This page is for those who already know how to play cribbage, are pretty good at it, and want a little more challenge.
For more information about cribbage contact the American Cribbage Congress.
How many points in the whole deck?
If you had all 52 cards in your hand, how many points would you have?
FUN THINGS TO TRY
These are all variations I have tried and have found fun. Some variations I've tried didn't work out so well, but that doesn't stop us. For a year or so I played cribbage with Zach Blagg using the stipulation that the dealer makes the rules and here are some of the things we've tried.
Use the Jokers.
This is one of our best innovations. A joker counts as a zero. It can be used in runs of 0-1-2. It doubles the value of all the fifteens in a hand because it can be added into any fifteen combination and it's still fifteen (e.g. a 7,8 is 15, so is a 7,8,0). Two jokers multiply by 4, but two jokers in a hand cuts down on the number of fifteens that can be made with the remaining cards.
Whoever gets to 60 points first loses. Game lasts too long if to 120 points.
Use two cut cards.
This gives an extra card to make bigger hands. Before putting cards in the crib, the deck is cut and a card turned up. Then the crib is made and another card cut. Both cards count in both the hand and the crib.
Use other than 121 game points.

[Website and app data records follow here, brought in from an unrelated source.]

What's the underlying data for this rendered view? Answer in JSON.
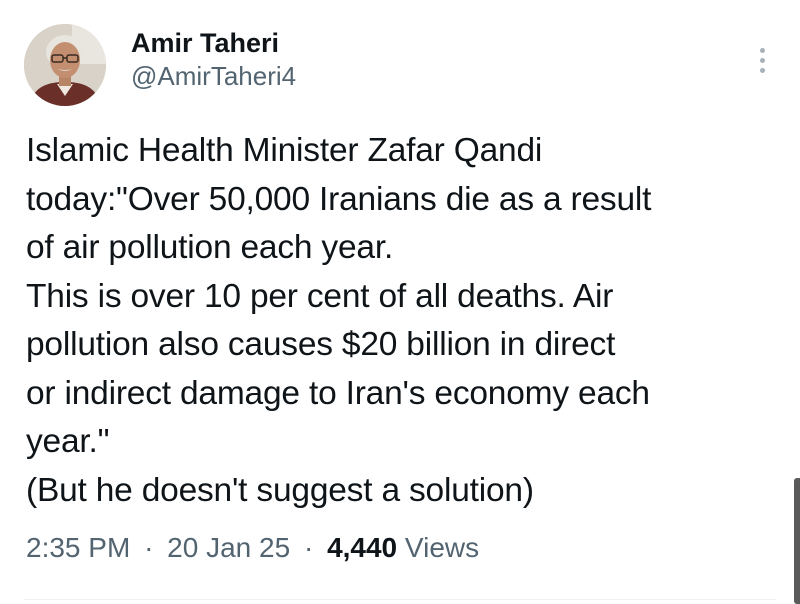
{
  "author": {
    "display_name": "Amir Taheri",
    "handle": "@AmirTaheri4"
  },
  "tweet": {
    "lines": [
      "Islamic Health Minister Zafar Qandi",
      "today:\"Over 50,000 Iranians die as a result",
      "of air pollution each year.",
      "This is over 10 per cent of all deaths. Air",
      "pollution also causes $20 billion in direct",
      "or indirect damage to Iran's economy each",
      "year.\"",
      "(But he doesn't suggest a solution)"
    ]
  },
  "meta": {
    "time": "2:35 PM",
    "date": "20 Jan 25",
    "separator": "·",
    "views_count": "4,440",
    "views_label": "Views"
  },
  "icons": {
    "more": "more-vertical-icon"
  },
  "colors": {
    "text_primary": "#0f1419",
    "text_secondary": "#536471",
    "more_dots": "#a7b1b9"
  }
}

121 points is fine for regular cribbage, but it's too many if playing lowball, not enough if playing with more than 6 cards. If we play with 7 or 8 card hands, we go for 241 points, 361 if playing with 9 cards.
Use a double deck and bigger hands.
Other interesting runs and combinations are available. It's fun to get a double triple (26 pts) or a triple triple (39 pts), or 5 of a kind (20 pts) but bigger combinations are available. Typically we'll deal out eight cards apiece, put two in the crib, and have two cut cards, so we're playing with eight card hands. We tried more, but counting all the points almost takes the fun out of it - it can take too long - too many combinations, especially in fifteens. We usually go twice around (241 pts).
It's my suggestion that if you go to bigger hand, bump it up one card at at time until you get used to counting it. If you start right out playing with nine cards, it's likely to overwhelm you.
It's never happened to me, but if playing with nine cards if one of us got five 5s and four 0s, the game could be over in one hand. The fifteens would be 320, plus 20 for the 5 of a kind and 12 for the 4 of a kind for a total of 352 points. Pegging nine points could put one over 361, which we normally play to with nine cards. With four 0's in the hand, if one received a go, pegging 9 might not be that hard. Another possibility would be eight 5s and a joker -336 for the fifteens and 56 for eight of a kind for a total of 392 points!
go to Counting Helps
Play Draw cribbage
Before putting two cards in the crib, each player has the option of throwing away as many cards in their hand as they want (but they must keep one) and drawing new ones to replace them. After making the crib, each player can again throw away cards and draw new ones. Then playing starts.
I think this variation works best if playing with at least seven cards.
Choose a cut card.
Each player takes a card out of his hand and places it face down for the opponent. After both cards are placed, they are turned over, and the card your opponent gave you is your cut card. You likely will each have a different cut card.
Variations that we tried but don't use
Combinations other than 15, e.g. 16 gets two points. However, it seems that 15 works pretty well and we ended up going back to 15.
Pegging for other than 31, but 31 seems to work pretty well and we ended up going back to it.
Two cribs. Each player has a crib and whoever has the MOST points at the end wins, not who goes out first. You could end with a tie. We just didn't like it as well, I don't know why.
We tried having cribs equal in size to the hand, but we found with bigger hands it made too much of a difference, so we went back to four cards in the crib.
Bid cribbageBid for the crib. Whoever wins the bid, gets the crib minus the bid amount, or they get the whole crib if they didn't bid more than what was in it. If they did bid more than what was in it, either they go back (get set) by the amount bid, or the opponent gets it. The crib is such a small part of the total points that it doesn't pay to mess with it. It makes the game last too long.
We tried wild cards and found that making the king wild seemed to be the best alternative. However, when we switched to a double deck, we didn't have a need to make things wild anymore.